Problem description:
Each entry needs to appear again, retyped exactly as it is below.

Supplied data:
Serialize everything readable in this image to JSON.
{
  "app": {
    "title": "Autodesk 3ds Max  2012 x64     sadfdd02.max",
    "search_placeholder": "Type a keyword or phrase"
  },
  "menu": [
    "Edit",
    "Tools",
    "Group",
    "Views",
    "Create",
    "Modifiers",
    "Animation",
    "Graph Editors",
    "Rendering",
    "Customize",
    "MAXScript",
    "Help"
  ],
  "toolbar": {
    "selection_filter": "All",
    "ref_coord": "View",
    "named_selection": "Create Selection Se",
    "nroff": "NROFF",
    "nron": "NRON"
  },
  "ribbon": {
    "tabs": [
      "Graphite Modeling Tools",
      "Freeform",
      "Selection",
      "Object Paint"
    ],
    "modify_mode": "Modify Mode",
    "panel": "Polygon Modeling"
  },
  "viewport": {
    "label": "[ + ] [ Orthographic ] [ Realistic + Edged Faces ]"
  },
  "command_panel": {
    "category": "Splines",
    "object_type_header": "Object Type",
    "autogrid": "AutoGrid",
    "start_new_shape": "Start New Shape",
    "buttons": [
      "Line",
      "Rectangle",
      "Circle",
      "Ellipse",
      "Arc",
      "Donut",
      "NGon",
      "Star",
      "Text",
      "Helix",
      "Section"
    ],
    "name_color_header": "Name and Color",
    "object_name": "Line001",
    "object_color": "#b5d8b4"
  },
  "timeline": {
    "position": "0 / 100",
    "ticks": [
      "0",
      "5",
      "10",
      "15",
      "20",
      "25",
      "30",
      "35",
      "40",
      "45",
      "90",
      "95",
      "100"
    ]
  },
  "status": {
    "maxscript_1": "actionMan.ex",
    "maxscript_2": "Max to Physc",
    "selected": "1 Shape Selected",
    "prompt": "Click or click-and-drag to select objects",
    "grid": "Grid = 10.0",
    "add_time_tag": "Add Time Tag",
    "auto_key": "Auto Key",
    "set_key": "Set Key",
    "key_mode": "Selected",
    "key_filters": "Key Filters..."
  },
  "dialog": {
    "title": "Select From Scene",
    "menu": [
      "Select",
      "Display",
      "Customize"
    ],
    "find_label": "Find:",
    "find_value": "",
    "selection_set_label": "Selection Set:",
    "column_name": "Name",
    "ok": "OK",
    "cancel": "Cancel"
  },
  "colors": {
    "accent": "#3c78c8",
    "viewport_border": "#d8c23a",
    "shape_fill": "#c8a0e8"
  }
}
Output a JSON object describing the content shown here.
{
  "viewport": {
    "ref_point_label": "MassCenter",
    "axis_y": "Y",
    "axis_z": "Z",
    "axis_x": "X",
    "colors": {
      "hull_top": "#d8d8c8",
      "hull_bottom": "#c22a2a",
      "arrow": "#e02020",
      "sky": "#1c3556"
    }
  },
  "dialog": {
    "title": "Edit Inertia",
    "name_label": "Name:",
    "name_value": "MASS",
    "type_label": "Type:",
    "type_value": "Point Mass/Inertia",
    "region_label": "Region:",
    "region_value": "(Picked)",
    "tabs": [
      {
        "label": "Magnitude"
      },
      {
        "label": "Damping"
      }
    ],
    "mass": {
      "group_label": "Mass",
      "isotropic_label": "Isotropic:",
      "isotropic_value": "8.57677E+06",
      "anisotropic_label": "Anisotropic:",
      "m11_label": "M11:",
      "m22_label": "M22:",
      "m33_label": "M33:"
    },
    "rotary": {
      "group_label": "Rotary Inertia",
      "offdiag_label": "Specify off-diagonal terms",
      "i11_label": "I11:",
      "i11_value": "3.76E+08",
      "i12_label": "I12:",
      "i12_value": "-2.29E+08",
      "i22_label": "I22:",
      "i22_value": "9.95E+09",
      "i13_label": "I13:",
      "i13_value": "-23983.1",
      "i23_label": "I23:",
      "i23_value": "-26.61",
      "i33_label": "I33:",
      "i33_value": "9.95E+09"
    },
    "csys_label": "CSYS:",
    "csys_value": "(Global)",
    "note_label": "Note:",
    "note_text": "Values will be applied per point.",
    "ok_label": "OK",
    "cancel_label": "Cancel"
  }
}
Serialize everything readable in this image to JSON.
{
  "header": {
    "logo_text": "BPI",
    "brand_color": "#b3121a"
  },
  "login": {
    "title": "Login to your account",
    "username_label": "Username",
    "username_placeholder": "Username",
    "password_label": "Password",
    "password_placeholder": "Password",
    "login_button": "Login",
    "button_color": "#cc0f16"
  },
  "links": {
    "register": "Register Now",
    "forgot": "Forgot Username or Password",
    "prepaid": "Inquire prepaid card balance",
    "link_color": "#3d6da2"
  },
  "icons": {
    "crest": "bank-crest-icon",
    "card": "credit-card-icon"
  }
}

Result below:
Serialize everything readable in this image to JSON.
{
  "app": {
    "title": "Autodesk 3ds Max  2012 x64     sadfdd02.max",
    "search_placeholder": "Type a keyword or phrase"
  },
  "menu": [
    "Edit",
    "Tools",
    "Group",
    "Views",
    "Create",
    "Modifiers",
    "Animation",
    "Graph Editors",
    "Rendering",
    "Customize",
    "MAXScript",
    "Help"
  ],
  "toolbar": {
    "selection_filter": "All",
    "ref_coord": "View",
    "named_selection": "Create Selection Se",
    "nroff": "NROFF",
    "nron": "NRON"
  },
  "ribbon": {
    "tabs": [
      "Graphite Modeling Tools",
      "Freeform",
      "Selection",
      "Object Paint"
    ],
    "modify_mode": "Modify Mode",
    "panel": "Polygon Modeling"
  },
  "viewport": {
    "label": "[ + ] [ Orthographic ] [ Realistic + Edged Faces ]"
  },
  "command_panel": {
    "category": "Splines",
    "object_type_header": "Object Type",
    "autogrid": "AutoGrid",
    "start_new_shape": "Start New Shape",
    "buttons": [
      "Line",
      "Rectangle",
      "Circle",
      "Ellipse",
      "Arc",
      "Donut",
      "NGon",
      "Star",
      "Text",
      "Helix",
      "Section"
    ],
    "name_color_header": "Name and Color",
    "object_name": "Line001",
    "object_color": "#b5d8b4"
  },
  "timeline": {
    "position": "0 / 100",
    "ticks": [
      "0",
      "5",
      "10",
      "15",
      "20",
      "25",
      "30",
      "35",
      "40",
      "45",
      "90",
      "95",
      "100"
    ]
  },
  "status": {
    "maxscript_1": "actionMan.ex",
    "maxscript_2": "Max to Physc",
    "selected": "1 Shape Selected",
    "prompt": "Click or click-and-drag to select objects",
    "grid": "Grid = 10.0",
    "add_time_tag": "Add Time Tag",
    "auto_key": "Auto Key",
    "set_key": "Set Key",
    "key_mode": "Selected",
    "key_filters": "Key Filters..."
  },
  "dialog": {
    "title": "Select From Scene",
    "menu": [
      "Select",
      "Display",
      "Customize"
    ],
    "find_label": "Find:",
    "find_value": "",
    "selection_set_label": "Selection Set:",
    "column_name": "Name",
    "ok": "OK",
    "cancel": "Cancel"
  },
  "colors": {
    "accent": "#3c78c8",
    "viewport_border": "#d8c23a",
    "shape_fill": "#c8a0e8"
  }
}
Output a JSON object describing the content shown here.
{
  "viewport": {
    "ref_point_label": "MassCenter",
    "axis_y": "Y",
    "axis_z": "Z",
    "axis_x": "X",
    "colors": {
      "hull_top": "#d8d8c8",
      "hull_bottom": "#c22a2a",
      "arrow": "#e02020",
      "sky": "#1c3556"
    }
  },
  "dialog": {
    "title": "Edit Inertia",
    "name_label": "Name:",
    "name_value": "MASS",
    "type_label": "Type:",
    "type_value": "Point Mass/Inertia",
    "region_label": "Region:",
    "region_value": "(Picked)",
    "tabs": [
      {
        "label": "Magnitude"
      },
      {
        "label": "Damping"
      }
    ],
    "mass": {
      "group_label": "Mass",
      "isotropic_label": "Isotropic:",
      "isotropic_value": "8.57677E+06",
      "anisotropic_label": "Anisotropic:",
      "m11_label": "M11:",
      "m22_label": "M22:",
      "m33_label": "M33:"
    },
    "rotary": {
      "group_label": "Rotary Inertia",
      "offdiag_label": "Specify off-diagonal terms",
      "i11_label": "I11:",
      "i11_value": "3.76E+08",
      "i12_label": "I12:",
      "i12_value": "-2.29E+08",
      "i22_label": "I22:",
      "i22_value": "9.95E+09",
      "i13_label": "I13:",
      "i13_value": "-23983.1",
      "i23_label": "I23:",
      "i23_value": "-26.61",
      "i33_label": "I33:",
      "i33_value": "9.95E+09"
    },
    "csys_label": "CSYS:",
    "csys_value": "(Global)",
    "note_label": "Note:",
    "note_text": "Values will be applied per point.",
    "ok_label": "OK",
    "cancel_label": "Cancel"
  }
}
Serialize everything readable in this image to JSON.
{
  "header": {
    "logo_text": "BPI",
    "brand_color": "#b3121a"
  },
  "login": {
    "title": "Login to your account",
    "username_label": "Username",
    "username_placeholder": "Username",
    "password_label": "Password",
    "password_placeholder": "Password",
    "login_button": "Login",
    "button_color": "#cc0f16"
  },
  "links": {
    "register": "Register Now",
    "forgot": "Forgot Username or Password",
    "prepaid": "Inquire prepaid card balance",
    "link_color": "#3d6da2"
  },
  "icons": {
    "crest": "bank-crest-icon",
    "card": "credit-card-icon"
  }
}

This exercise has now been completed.